Task item | Even if the data beneath seems repetitive, write it all out again exactly.

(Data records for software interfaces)

Start of Block

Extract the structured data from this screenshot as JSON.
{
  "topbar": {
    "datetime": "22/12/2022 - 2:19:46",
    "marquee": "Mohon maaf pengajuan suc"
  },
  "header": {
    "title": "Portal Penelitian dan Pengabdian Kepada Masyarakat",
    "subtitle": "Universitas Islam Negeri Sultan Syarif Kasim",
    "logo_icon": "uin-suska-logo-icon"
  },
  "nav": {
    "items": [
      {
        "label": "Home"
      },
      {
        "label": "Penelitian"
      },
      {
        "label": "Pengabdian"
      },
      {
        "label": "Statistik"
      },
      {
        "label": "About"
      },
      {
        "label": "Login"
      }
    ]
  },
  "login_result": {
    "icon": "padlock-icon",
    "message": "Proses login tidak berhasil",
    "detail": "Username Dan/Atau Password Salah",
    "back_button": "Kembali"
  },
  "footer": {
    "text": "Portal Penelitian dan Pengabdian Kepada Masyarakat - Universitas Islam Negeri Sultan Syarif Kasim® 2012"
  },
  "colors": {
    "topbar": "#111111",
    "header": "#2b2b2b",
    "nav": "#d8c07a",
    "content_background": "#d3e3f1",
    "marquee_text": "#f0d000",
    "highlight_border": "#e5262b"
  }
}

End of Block

Task output |
Extract the structured data from this screenshot as JSON.
{
  "topbar": {
    "datetime": "22/12/2022 - 2:19:46",
    "marquee": "Mohon maaf pengajuan suc"
  },
  "header": {
    "title": "Portal Penelitian dan Pengabdian Kepada Masyarakat",
    "subtitle": "Universitas Islam Negeri Sultan Syarif Kasim",
    "logo_icon": "uin-suska-logo-icon"
  },
  "nav": {
    "items": [
      {
        "label": "Home"
      },
      {
        "label": "Penelitian"
      },
      {
        "label": "Pengabdian"
      },
      {
        "label": "Statistik"
      },
      {
        "label": "About"
      },
      {
        "label": "Login"
      }
    ]
  },
  "login_result": {
    "icon": "padlock-icon",
    "message": "Proses login tidak berhasil",
    "detail": "Username Dan/Atau Password Salah",
    "back_button": "Kembali"
  },
  "footer": {
    "text": "Portal Penelitian dan Pengabdian Kepada Masyarakat - Universitas Islam Negeri Sultan Syarif Kasim® 2012"
  },
  "colors": {
    "topbar": "#111111",
    "header": "#2b2b2b",
    "nav": "#d8c07a",
    "content_background": "#d3e3f1",
    "marquee_text": "#f0d000",
    "highlight_border": "#e5262b"
  }
}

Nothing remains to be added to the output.